“Scott, we gotta get this guy as a client,’’ Gallman was picked up on the tap telling Brettschneider, according to the court papers.
Gallman brainstormed with the lawyer on strategy — suggesting they tell the murder witness exactly what to say if he was challenged on his bogus recantation.
“Police told him to lie,” Gallman suggested the witness insist. “He better say it’s this guy else they’re going to lock him up.’’ Brettschneider responded: “Oh absolutely.’’
The schemers knew just how to guarantee that the murderer would hire Brettschneider for an eventual wrongful-prosecution lawsuit.
They wouldn’t let the prisoner have access to the false witness recantation unless he hired the law firm, the feds allege.
The tap also picked up Brettschneider and Gallman dreaming about all the money they would make on the murder case.
Brettschneider thought he and Gallman would divvy up the one-third lawyer fee on a $22 million pot the murderer would collect from a lawsuit.
Even though they hoped the plot would yield millions, they were trying to nickel and dime their new “witness’’ — by offering to pay him only a measley $150 fee.
Gallman promised him more money in the future, saying “defendants who are coming home from doing 20-30 years’’ sue for “six, seven, eight million.’’
The lawyer explained to the “new’’ witness that he wouldn’t get his money until the lawsuit went through the courts.
“The money don’t come till the lawsuit, but we trying to get some upfront money,’’ he told his prized “witness.’’
He added, “I plan on all of us having six, seven hundred thousand out of this s–t.’’
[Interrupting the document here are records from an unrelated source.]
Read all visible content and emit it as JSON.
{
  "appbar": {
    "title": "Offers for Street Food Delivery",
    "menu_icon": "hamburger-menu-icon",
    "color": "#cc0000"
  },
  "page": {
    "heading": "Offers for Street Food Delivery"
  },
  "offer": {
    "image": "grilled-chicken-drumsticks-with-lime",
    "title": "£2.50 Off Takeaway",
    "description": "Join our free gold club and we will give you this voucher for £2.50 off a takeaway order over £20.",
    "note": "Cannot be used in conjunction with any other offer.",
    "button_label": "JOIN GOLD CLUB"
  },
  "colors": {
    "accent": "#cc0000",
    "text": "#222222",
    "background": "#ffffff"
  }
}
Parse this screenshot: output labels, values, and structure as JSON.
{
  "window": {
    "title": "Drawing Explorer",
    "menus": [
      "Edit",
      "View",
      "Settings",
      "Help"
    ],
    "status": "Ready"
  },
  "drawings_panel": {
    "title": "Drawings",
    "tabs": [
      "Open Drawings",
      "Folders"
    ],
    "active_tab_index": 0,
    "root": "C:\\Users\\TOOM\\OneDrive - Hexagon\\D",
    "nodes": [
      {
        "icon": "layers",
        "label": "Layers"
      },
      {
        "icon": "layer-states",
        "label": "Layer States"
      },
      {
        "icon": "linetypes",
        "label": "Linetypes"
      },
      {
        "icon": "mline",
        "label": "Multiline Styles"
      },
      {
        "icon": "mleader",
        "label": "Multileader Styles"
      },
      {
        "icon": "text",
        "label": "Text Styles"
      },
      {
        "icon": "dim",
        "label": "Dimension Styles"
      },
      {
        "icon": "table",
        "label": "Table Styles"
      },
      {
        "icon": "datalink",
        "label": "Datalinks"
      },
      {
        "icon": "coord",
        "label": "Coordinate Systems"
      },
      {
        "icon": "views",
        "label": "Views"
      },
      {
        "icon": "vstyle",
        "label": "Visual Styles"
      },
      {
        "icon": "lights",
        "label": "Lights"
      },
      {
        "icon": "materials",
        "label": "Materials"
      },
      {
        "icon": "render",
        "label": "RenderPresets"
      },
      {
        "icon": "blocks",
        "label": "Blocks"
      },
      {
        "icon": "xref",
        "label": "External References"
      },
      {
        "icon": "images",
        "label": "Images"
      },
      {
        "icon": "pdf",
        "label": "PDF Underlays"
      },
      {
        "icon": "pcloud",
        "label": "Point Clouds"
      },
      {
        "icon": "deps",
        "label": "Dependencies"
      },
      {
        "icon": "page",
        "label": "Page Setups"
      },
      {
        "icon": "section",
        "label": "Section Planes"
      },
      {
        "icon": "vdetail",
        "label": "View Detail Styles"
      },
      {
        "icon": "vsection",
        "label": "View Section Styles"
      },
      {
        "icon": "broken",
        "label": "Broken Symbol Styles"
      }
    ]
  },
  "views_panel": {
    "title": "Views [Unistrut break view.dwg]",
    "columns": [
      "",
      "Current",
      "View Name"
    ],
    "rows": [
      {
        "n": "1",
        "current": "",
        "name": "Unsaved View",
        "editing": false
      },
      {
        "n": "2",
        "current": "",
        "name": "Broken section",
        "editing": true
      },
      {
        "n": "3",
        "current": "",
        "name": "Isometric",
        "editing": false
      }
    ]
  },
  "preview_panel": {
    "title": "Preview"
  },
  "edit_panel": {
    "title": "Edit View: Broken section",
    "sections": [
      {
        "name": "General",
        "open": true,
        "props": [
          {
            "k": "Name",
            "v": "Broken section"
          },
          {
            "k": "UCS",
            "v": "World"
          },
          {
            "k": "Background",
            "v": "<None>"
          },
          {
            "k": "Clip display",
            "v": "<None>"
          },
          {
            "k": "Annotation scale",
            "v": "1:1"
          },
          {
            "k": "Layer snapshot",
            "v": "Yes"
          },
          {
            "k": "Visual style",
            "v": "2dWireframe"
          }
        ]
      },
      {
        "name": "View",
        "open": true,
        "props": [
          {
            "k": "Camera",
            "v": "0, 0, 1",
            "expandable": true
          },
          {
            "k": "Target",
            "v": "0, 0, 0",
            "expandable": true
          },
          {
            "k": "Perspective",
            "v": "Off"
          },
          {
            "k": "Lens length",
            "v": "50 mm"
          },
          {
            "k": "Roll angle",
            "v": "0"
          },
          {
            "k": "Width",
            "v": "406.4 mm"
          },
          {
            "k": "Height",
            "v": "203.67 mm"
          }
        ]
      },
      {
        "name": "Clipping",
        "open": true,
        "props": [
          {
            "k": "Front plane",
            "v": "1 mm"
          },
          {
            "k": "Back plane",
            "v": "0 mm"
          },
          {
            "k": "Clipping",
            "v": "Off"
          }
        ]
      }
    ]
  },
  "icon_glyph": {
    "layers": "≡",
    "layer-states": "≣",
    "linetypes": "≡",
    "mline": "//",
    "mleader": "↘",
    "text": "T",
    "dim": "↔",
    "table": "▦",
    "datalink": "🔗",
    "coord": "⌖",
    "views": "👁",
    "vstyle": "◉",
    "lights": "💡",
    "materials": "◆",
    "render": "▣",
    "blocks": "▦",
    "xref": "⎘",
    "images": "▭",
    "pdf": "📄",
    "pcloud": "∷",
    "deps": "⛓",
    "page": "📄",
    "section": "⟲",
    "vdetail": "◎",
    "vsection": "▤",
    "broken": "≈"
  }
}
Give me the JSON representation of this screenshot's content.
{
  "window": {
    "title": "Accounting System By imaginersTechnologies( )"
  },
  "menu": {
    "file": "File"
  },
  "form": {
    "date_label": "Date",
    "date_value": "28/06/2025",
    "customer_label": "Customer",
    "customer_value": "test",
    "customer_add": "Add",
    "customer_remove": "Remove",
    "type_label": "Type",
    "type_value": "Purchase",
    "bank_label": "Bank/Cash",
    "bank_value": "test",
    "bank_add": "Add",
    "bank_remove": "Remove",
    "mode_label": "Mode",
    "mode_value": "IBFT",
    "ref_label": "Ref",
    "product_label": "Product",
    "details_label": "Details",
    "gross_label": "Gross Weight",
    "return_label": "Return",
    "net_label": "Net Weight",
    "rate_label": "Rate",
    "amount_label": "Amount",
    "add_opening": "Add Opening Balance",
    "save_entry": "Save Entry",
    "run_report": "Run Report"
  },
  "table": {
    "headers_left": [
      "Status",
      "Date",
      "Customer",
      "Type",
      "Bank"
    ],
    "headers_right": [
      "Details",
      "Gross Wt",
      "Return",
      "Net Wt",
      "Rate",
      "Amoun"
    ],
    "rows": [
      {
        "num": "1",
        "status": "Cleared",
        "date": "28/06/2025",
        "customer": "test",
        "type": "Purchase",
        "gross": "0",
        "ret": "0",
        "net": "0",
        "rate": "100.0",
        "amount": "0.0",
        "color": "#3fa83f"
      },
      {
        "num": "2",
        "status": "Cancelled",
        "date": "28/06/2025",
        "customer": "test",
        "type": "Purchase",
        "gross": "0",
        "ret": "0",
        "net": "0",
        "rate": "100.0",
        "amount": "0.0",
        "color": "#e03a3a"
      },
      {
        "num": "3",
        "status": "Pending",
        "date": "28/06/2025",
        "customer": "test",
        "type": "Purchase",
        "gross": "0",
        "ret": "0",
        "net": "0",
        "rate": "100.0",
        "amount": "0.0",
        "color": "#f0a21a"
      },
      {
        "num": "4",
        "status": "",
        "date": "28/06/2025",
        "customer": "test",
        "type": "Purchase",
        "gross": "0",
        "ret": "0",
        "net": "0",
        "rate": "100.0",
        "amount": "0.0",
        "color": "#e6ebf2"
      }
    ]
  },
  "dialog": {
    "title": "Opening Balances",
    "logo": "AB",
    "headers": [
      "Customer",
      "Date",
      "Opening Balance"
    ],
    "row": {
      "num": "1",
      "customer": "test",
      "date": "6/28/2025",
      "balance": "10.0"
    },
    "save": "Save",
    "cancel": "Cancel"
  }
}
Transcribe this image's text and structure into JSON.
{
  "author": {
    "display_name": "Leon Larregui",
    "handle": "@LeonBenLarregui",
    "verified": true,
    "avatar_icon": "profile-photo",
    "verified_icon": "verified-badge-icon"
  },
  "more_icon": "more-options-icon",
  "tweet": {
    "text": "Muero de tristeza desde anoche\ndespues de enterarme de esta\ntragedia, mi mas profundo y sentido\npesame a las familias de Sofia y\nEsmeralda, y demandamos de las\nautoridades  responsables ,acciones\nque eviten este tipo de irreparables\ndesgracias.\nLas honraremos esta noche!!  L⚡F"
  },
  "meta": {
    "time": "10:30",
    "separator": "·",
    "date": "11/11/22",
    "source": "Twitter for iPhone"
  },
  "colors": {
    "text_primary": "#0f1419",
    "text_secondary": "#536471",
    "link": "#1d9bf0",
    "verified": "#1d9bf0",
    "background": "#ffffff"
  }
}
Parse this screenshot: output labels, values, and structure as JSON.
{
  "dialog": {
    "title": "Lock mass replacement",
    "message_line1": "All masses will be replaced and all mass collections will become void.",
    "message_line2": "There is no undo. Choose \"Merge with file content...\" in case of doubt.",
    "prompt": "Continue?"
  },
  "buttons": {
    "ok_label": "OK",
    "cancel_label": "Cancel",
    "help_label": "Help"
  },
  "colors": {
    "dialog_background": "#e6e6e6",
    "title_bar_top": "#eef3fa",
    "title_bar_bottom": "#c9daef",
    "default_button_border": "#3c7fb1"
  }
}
The other two co-defendants were allegedly involved in other dirty tricks with Brettschneider, who could not be reached for comment Saturday night.